The Last AirbenderBy Karen Wilson
MPAA Rating: PG for fantasy action violence
Genre: Action Adventure/Fantasy
Release Date: July 1, 2010
Running Time: 1 hour and 43 minutes
Plot Synopsis: One day when they're out hunting, the young water bender Katara and her brother Sokka discover a mysterious glowing orb underneath the ice. When they break the ice a boy and his flying bison emerge. The boy who calls himself Aang has a strange tattoo on his head and when Fire Nation soldiers appear in the village to take him away, Katara and Sokka realize he must be the long-missing avatar, the one person in their universe who has the ability to manipulate all four the elements—air, earth, fire and water—and their connection to the spirit world. Katara and Sokku set off to rescue Aang, and together the three plan to start a rebellion to thwart the Commander Zhao, the Prince Zuko, and his father Ozai, the lord of the Fire Nation, who wants to rule the world.

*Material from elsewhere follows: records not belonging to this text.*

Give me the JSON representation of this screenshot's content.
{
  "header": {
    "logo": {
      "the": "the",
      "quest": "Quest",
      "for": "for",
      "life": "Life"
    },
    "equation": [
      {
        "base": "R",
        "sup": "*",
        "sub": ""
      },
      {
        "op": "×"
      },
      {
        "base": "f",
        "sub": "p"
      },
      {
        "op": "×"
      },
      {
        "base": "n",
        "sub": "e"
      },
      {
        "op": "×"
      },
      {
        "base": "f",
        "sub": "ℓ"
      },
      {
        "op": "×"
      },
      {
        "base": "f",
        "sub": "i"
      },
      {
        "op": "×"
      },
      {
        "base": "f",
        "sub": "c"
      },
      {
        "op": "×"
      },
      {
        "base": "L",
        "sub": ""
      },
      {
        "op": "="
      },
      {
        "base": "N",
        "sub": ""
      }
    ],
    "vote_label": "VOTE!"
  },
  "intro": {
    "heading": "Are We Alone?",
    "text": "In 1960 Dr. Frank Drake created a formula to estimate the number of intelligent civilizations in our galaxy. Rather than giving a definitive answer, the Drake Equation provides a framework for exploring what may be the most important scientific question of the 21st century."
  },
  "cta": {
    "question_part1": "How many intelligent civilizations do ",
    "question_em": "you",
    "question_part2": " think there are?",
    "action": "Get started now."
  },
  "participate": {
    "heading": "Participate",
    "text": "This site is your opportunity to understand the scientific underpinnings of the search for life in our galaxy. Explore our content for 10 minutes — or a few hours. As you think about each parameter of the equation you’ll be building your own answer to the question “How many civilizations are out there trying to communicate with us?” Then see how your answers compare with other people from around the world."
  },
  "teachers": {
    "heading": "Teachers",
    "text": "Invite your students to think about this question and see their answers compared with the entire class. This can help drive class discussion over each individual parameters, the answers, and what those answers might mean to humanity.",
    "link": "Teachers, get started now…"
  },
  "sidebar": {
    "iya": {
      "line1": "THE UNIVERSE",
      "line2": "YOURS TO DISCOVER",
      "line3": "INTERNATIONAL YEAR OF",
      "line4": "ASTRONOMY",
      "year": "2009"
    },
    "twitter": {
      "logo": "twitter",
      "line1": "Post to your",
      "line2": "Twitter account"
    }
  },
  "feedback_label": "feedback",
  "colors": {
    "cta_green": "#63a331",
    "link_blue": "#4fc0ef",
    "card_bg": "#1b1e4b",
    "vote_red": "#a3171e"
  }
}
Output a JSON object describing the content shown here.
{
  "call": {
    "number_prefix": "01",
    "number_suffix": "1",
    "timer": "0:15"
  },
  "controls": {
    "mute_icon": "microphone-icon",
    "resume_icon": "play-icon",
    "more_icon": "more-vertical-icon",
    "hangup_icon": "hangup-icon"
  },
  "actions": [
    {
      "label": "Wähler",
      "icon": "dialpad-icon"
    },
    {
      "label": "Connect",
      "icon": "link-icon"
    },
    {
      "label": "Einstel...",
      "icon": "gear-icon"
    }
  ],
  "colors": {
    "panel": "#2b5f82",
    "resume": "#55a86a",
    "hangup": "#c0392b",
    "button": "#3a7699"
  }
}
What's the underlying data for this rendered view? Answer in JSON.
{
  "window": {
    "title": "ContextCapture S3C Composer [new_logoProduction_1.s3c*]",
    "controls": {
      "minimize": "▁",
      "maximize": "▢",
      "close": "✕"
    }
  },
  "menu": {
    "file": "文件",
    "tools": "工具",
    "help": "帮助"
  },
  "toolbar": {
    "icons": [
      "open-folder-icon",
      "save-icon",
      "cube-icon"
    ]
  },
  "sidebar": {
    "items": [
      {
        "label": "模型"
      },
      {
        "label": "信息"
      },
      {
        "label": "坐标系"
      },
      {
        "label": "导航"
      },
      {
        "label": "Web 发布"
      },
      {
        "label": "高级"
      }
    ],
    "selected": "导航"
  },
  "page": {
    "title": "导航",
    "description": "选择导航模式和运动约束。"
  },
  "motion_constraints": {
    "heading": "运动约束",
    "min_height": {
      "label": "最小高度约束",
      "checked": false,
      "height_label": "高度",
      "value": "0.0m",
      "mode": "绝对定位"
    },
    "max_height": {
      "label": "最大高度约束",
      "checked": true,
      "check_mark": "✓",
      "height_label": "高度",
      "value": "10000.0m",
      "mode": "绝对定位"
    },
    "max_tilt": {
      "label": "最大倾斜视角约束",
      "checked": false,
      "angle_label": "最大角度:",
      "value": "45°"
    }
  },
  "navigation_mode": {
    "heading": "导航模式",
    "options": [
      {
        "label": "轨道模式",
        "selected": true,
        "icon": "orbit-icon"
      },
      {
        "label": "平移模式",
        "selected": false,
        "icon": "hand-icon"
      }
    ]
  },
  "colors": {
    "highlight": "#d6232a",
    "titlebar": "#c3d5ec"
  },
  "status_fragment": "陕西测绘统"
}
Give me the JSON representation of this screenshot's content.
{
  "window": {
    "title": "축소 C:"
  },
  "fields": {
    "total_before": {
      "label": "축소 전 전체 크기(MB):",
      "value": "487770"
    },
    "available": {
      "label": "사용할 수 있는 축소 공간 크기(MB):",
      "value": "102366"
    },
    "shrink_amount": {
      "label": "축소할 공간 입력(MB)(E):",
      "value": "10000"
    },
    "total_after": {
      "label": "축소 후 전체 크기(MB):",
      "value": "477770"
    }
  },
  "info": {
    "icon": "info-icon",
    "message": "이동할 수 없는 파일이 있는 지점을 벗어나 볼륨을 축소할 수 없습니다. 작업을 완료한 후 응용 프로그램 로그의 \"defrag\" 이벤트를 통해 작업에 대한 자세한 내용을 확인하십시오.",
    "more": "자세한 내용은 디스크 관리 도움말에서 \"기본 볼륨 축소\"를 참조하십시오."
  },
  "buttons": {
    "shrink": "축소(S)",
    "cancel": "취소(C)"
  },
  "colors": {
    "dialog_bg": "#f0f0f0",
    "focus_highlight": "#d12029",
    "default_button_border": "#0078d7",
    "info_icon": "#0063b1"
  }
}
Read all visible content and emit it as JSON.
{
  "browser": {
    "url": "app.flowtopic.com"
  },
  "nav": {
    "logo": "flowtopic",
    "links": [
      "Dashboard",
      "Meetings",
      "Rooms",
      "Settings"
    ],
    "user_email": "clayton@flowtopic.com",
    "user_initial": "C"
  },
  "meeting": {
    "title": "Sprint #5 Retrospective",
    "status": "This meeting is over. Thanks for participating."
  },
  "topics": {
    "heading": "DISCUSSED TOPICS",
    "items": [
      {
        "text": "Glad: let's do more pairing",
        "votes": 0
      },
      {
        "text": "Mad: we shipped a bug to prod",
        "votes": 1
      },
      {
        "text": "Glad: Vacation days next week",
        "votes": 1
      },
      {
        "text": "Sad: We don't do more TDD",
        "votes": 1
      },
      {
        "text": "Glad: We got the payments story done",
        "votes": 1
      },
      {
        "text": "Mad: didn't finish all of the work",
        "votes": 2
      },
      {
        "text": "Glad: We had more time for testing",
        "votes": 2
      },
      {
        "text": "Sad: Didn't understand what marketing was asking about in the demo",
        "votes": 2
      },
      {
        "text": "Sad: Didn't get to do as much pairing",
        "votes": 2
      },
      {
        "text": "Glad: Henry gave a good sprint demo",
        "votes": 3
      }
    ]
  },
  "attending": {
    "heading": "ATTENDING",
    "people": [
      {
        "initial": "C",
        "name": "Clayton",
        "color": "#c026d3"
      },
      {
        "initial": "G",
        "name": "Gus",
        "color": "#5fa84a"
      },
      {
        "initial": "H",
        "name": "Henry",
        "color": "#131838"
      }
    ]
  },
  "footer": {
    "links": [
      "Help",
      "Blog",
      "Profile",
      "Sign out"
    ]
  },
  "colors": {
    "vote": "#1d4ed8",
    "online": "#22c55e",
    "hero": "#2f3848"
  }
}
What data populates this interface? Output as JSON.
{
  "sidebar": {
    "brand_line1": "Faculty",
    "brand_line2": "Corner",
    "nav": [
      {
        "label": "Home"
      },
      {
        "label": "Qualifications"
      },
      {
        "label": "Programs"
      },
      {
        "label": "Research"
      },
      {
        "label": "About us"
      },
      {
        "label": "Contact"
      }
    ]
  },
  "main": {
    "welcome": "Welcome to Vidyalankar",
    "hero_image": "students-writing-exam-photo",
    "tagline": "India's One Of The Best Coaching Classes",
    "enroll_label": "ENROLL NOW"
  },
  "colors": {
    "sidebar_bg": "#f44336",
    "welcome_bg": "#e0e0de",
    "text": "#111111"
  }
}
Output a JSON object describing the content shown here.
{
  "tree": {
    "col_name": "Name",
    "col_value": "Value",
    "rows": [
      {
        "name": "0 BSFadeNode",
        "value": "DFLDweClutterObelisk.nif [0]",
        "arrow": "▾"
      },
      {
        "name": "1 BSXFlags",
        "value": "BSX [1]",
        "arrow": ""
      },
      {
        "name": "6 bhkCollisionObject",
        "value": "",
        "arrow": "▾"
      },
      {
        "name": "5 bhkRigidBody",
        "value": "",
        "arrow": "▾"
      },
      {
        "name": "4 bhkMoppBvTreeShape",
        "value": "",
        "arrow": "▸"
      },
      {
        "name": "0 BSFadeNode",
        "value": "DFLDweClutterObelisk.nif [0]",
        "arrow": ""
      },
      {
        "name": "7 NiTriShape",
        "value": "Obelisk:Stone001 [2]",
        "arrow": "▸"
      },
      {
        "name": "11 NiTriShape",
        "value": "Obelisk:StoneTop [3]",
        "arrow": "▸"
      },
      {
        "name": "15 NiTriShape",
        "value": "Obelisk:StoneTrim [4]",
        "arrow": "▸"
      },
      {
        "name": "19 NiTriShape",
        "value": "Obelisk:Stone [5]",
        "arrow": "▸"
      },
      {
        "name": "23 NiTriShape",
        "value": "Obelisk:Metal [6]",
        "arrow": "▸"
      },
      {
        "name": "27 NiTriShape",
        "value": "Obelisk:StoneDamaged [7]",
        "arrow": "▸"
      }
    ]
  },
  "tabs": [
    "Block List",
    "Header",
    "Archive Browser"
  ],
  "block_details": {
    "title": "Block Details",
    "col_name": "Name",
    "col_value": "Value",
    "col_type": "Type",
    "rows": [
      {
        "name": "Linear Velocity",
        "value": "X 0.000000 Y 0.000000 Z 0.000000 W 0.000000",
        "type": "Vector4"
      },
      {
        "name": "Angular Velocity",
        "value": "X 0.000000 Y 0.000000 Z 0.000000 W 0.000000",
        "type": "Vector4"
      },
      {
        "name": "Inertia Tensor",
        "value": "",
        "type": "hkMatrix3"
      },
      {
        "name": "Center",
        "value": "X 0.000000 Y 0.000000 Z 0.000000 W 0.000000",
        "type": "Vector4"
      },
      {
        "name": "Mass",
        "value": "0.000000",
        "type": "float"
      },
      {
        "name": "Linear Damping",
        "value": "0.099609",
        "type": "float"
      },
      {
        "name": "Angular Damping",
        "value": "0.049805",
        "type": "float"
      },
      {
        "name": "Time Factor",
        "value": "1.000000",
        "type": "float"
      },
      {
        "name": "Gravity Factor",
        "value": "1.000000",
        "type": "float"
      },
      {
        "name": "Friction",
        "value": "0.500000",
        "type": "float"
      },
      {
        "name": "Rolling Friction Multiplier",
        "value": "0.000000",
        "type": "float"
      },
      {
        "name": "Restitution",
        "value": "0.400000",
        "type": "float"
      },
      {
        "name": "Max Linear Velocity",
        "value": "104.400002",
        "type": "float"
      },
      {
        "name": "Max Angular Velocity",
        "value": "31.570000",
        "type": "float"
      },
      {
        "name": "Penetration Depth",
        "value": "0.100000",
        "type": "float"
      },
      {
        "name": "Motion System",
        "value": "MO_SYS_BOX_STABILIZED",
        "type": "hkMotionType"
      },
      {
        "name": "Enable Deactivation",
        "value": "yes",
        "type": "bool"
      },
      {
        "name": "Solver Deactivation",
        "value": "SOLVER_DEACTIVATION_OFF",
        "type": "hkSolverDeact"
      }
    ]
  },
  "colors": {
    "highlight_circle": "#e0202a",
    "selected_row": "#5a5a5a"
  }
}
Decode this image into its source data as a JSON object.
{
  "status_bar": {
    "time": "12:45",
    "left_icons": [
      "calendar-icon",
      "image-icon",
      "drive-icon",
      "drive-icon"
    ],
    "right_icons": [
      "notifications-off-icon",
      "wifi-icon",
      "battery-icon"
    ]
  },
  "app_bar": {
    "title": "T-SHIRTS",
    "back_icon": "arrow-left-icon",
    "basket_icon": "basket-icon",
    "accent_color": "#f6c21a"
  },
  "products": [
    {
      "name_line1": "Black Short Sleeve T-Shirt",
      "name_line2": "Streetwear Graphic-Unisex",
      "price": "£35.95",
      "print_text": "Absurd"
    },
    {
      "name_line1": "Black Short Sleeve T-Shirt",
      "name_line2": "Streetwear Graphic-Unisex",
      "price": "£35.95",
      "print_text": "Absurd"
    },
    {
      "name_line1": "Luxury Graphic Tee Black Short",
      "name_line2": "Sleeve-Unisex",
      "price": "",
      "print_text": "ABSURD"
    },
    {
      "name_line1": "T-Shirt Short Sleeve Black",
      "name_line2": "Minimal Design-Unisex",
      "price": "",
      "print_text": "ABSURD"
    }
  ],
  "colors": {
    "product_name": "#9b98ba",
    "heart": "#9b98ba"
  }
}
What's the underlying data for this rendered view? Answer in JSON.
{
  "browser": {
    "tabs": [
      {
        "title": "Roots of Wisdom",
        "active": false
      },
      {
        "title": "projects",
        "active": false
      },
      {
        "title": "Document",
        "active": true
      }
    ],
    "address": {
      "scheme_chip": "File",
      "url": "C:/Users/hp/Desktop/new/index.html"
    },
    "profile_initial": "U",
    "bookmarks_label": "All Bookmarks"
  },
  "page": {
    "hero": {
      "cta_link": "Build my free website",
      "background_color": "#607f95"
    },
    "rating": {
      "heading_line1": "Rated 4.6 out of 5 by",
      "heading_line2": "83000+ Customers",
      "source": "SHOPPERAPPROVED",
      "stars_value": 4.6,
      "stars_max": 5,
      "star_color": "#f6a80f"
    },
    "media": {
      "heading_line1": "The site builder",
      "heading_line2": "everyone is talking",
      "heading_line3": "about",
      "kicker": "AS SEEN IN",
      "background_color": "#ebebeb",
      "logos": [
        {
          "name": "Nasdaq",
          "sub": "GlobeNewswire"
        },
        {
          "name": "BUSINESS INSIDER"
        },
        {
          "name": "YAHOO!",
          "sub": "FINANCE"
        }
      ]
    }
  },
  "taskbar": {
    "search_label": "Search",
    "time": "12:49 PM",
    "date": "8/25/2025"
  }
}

Sex/Nudity: A romance develops between Sokka and the princess of the Northern Water nation. They kiss just before she offers up her life to save the moon spirit that the Fire Nation commander has tried to kill.
Violence/Gore: The Fire Nation soldiers and Prince Zuko take Aang away but he escapes them by fighting them with his air bending powers. When Aang learns that his fellow Air Nomads have all been murdered he screams in pain. Both Prince Zuko and Commander Zhao are looking to find Aang to bring him to Ozai who wants him dead. At the Northern Air Temple, a caretaker turns Aang over to some Fire Nation soldiers who put him in shackles. A mysterious assassin (who is actually Zuko) frees Aang by cutting his chains with swords and they fight the Fire Nation soldiers holding him hostage. The Northern Water benders teach Aang their bending and they prepare for the Fire Nation to launch their attack. Prince Zuko and Katara fight and he knocks her out. Commander Zhao murders the moon spirit in the form of a fish. Zhao is frozen and then drowned by four of the water benders. Aang defeats the Fire Nation harnessing the power of the water.
Which Kids Will Like It? For hard-core fans of the animated series on Nickelodeon, it might be fun to see their favorite characters in a live action movie, but most other viewers will just be bewildered by the unexplained mythology and lame action sequences.
Will Parents Like It? For adults looking to see some of M. Night Shyamalan's signature sophisticated twisty plots, they will be sorely disappointed by his simplistic adaptation of this fantasy TV series for the big screen.
Kaboose Review: Originally M. Night Shymalan's newest movie was supposed to be titled Avatar: The Last Airbender, the same title as its source material a popular animated series on Nickelodeon, but in light of the success of James Cameron's blockbuster film Avatar, the producers decided to modify it to just The Last Airbender so audiences wouldn't be confused. While both are action adventure fantasies happening in exotic, alien universes, Avatar charmed audiences with its depiction of life among the Na'avi while the dull Last Airbender does little to immerse the viewer in Shymalan's version of the elemental world of tribes, monks, and benders.
His movie is intended to be one in a trilogy, with each film telling the stories of each season of the television show. But by jamming together a whole season's worth of episodes into an hour and forty some minutes, we lose the nuance and any of the interesting aspects of the show's mythology. The Last Airbender draws from rich source material; it cobbles together a variety of Asian religious traditions from the reincarnations of Bodhisattvas in Hinduism to the use of martial arts like Kung Fu and Tai Chi -- but without any explanation, these traditions appear hollow on screen.
The cast does boast some intriguing actors like Slumdog Millionaire's Dev Patel, the Daily Show's Aasif Mandvi, Jackson Rathbone from the Twilight Saga and Cliff Curtis who you may recall from The Whale Rider. But these strong actors are let down by inanity and sheer confusion in the script. In every scene, the characters speak emphatically to each other in jargon-filled mumbo jumbo and there are many fights over the fate of the universe but it's impossible to understand why we should care as much as they do. The battles seem to be about as dramatic as a giant game of rock-paper-scissors with each element trying to trump the other.
To add final insult to injury, The Last Airbender is one of the many family movies released this summer in 3-D, complete with 3-D glasses and 3-D prices. However the only portions of the movie that utilize this new technology are the opening credits. The rest of the images appear muddy and aren't nearly as dynamic as you'd expect plunking down the premium admission.
Directed by: M. Night Shyamalan
Cast: Noah Ringer (Aang), Nicole Peltz (Katara), Jackson Rathbone (Sokka), Dev Patel (Zuko), Aasif Mandvi (Commander Zhao), Shaun Toub (Uncle Iroh), Cliff Curtis (Ozai)
Movie poster courtesy of Paramount Pictures.
Karen Wilson is a freelance writer living in New York City.